Figure 1. “Right hand” helpers
  • Visit families of newborn babies in order to make sure the baby is doing well;
  • Offer immunization or vaccination services to infants, toddlers and children;
  • Perform day to day operations in hospital settings, such as administering medication and taking vital signs;
  • Run the health or nurse’s station in schools.

Nurses often serve on the Individual Education Plan (IEP) (see full Glossary) teams of children with medical conditions or conditions that require the child to be on medication. In school settings, they offer:

  • Information about medical conditions such as epilepsy, asthma and cancer;
  • Information about the medication that a child may be taking and its side effects;
  • Information about medication that a child with a mental health condition, such as anxiety disorders, may be taking and its side effects;
  • Information about what to do in crisis situations related to medical conditions. For example, nurses will have a plan for what to do if a child with epilepsy has a tonic-clonic seizure on school grounds.

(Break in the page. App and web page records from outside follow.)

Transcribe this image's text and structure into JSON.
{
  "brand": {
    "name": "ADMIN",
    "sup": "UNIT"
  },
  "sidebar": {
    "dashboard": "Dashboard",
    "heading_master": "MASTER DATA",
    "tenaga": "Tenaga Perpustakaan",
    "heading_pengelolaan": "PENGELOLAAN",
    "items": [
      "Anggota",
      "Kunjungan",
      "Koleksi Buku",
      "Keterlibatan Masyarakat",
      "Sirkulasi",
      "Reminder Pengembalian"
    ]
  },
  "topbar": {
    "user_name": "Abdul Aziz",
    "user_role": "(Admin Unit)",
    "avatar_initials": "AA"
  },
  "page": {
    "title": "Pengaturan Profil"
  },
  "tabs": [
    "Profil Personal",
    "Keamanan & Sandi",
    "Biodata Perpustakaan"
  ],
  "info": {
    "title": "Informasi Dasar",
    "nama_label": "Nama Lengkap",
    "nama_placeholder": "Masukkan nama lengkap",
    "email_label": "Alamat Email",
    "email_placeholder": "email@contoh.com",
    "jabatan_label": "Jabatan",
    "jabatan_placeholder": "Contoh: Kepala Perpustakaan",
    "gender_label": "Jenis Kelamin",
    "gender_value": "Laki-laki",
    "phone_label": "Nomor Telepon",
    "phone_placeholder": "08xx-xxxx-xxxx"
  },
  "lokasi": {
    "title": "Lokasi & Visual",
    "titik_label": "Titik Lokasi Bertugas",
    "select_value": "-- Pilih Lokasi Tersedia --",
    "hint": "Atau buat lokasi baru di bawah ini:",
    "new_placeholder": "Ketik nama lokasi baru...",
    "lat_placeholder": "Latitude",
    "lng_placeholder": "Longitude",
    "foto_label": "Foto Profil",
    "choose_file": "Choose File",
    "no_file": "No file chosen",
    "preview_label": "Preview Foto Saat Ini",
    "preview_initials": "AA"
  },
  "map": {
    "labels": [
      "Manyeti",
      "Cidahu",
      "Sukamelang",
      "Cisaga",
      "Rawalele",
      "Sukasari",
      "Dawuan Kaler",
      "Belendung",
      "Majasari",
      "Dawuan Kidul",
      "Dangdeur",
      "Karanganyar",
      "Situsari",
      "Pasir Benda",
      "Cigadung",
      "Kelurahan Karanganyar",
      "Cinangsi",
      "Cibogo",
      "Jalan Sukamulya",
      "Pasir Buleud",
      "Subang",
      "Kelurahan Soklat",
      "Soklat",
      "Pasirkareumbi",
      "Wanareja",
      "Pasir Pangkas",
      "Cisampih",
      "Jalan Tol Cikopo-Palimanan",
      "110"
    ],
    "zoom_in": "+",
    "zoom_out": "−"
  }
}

Information about medication children may be taking is very important. Some medications have serious side effects that include drowsiness, nausea and upset stomach. Information about these side effects will help teachers and special educators make plans regarding the timing of tests and field trips.

For information about the different types of nurses available, please visit the birth to six section of this course.

see References

January 29, 2012   No Comments


A neurologist is a medical doctor who specializes in the human neurological system which includes (Fig. 1):


Figure 1. Neurologist
  • The central nervous system (that is, the brain and the spinal cord);
  • The peripheral nervous system (see full Glossary);
  • The muscles;
  • The autonomic nervous system.

Neurologists work with other specialists to diagnose and treat medical conditions that are neurologically-based. Such conditions include cerebral palsy, epilepsy and Fetal Alcohol Spectrum Disorder.

When neurologists first see patients, they usually conduct a complete physical examination paying special attention to how the person’s nerves are working. Part of a neurological exam also includes looking at cognitive functions (such as memory and concentration) because difficulties with these functions could indicate a neurological impairment. Neurologists also perform complex machine-based tests  to measure the neurological skills of an individual. Such tests include the electroencephalography (EEG) test (see full Glossary), the Magnetic Resonance Imaging (MRI) test (see full Glossary), the Computed Axial Tomography (CAT) (see full Glossary) scan  and the Positron Emission Tomography (PET) scan (see full Glossary).

see References

January 29, 2012   No Comments